Segment Start: Data to process

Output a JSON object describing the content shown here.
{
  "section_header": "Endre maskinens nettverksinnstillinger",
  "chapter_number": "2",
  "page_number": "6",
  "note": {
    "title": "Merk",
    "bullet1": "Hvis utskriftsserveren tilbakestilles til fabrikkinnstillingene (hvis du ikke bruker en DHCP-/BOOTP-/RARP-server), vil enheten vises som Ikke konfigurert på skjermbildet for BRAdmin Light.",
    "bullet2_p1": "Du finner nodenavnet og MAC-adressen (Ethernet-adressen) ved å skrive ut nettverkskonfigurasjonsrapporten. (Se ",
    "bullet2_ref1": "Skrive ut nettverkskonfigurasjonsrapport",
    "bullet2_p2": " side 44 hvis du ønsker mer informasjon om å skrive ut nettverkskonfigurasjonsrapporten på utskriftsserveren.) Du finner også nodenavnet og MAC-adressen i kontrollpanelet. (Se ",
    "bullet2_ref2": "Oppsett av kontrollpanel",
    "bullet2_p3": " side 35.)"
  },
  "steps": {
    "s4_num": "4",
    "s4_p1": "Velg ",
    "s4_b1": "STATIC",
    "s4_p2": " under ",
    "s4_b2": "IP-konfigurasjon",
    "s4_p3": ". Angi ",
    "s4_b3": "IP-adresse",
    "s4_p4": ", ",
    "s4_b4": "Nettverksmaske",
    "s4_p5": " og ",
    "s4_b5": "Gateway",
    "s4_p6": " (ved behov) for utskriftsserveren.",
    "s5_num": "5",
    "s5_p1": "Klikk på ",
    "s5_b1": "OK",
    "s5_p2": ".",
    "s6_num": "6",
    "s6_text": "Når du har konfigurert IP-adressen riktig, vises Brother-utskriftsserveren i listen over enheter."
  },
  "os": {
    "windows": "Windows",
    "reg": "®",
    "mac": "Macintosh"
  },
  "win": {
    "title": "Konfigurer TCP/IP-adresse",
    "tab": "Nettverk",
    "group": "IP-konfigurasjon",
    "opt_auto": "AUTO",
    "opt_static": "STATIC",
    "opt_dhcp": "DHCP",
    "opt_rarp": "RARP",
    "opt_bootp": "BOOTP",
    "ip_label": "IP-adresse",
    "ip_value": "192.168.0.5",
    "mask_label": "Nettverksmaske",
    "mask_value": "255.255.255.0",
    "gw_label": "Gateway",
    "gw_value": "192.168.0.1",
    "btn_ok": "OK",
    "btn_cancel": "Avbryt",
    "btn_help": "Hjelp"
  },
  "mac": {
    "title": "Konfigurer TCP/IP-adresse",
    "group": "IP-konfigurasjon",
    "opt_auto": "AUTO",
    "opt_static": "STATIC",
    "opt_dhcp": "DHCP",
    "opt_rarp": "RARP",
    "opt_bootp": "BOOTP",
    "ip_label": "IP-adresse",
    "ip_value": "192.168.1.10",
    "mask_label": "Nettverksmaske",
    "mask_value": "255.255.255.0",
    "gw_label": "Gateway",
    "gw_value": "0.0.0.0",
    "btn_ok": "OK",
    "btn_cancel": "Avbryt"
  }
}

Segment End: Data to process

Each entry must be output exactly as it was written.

## Exercise output
Output a JSON object describing the content shown here.
{
  "section_header": "Endre maskinens nettverksinnstillinger",
  "chapter_number": "2",
  "page_number": "6",
  "note": {
    "title": "Merk",
    "bullet1": "Hvis utskriftsserveren tilbakestilles til fabrikkinnstillingene (hvis du ikke bruker en DHCP-/BOOTP-/RARP-server), vil enheten vises som Ikke konfigurert på skjermbildet for BRAdmin Light.",
    "bullet2_p1": "Du finner nodenavnet og MAC-adressen (Ethernet-adressen) ved å skrive ut nettverkskonfigurasjonsrapporten. (Se ",
    "bullet2_ref1": "Skrive ut nettverkskonfigurasjonsrapport",
    "bullet2_p2": " side 44 hvis du ønsker mer informasjon om å skrive ut nettverkskonfigurasjonsrapporten på utskriftsserveren.) Du finner også nodenavnet og MAC-adressen i kontrollpanelet. (Se ",
    "bullet2_ref2": "Oppsett av kontrollpanel",
    "bullet2_p3": " side 35.)"
  },
  "steps": {
    "s4_num": "4",
    "s4_p1": "Velg ",
    "s4_b1": "STATIC",
    "s4_p2": " under ",
    "s4_b2": "IP-konfigurasjon",
    "s4_p3": ". Angi ",
    "s4_b3": "IP-adresse",
    "s4_p4": ", ",
    "s4_b4": "Nettverksmaske",
    "s4_p5": " og ",
    "s4_b5": "Gateway",
    "s4_p6": " (ved behov) for utskriftsserveren.",
    "s5_num": "5",
    "s5_p1": "Klikk på ",
    "s5_b1": "OK",
    "s5_p2": ".",
    "s6_num": "6",
    "s6_text": "Når du har konfigurert IP-adressen riktig, vises Brother-utskriftsserveren i listen over enheter."
  },
  "os": {
    "windows": "Windows",
    "reg": "®",
    "mac": "Macintosh"
  },
  "win": {
    "title": "Konfigurer TCP/IP-adresse",
    "tab": "Nettverk",
    "group": "IP-konfigurasjon",
    "opt_auto": "AUTO",
    "opt_static": "STATIC",
    "opt_dhcp": "DHCP",
    "opt_rarp": "RARP",
    "opt_bootp": "BOOTP",
    "ip_label": "IP-adresse",
    "ip_value": "192.168.0.5",
    "mask_label": "Nettverksmaske",
    "mask_value": "255.255.255.0",
    "gw_label": "Gateway",
    "gw_value": "192.168.0.1",
    "btn_ok": "OK",
    "btn_cancel": "Avbryt",
    "btn_help": "Hjelp"
  },
  "mac": {
    "title": "Konfigurer TCP/IP-adresse",
    "group": "IP-konfigurasjon",
    "opt_auto": "AUTO",
    "opt_static": "STATIC",
    "opt_dhcp": "DHCP",
    "opt_rarp": "RARP",
    "opt_bootp": "BOOTP",
    "ip_label": "IP-adresse",
    "ip_value": "192.168.1.10",
    "mask_label": "Nettverksmaske",
    "mask_value": "255.255.255.0",
    "gw_label": "Gateway",
    "gw_value": "0.0.0.0",
    "btn_ok": "OK",
    "btn_cancel": "Avbryt"
  }
}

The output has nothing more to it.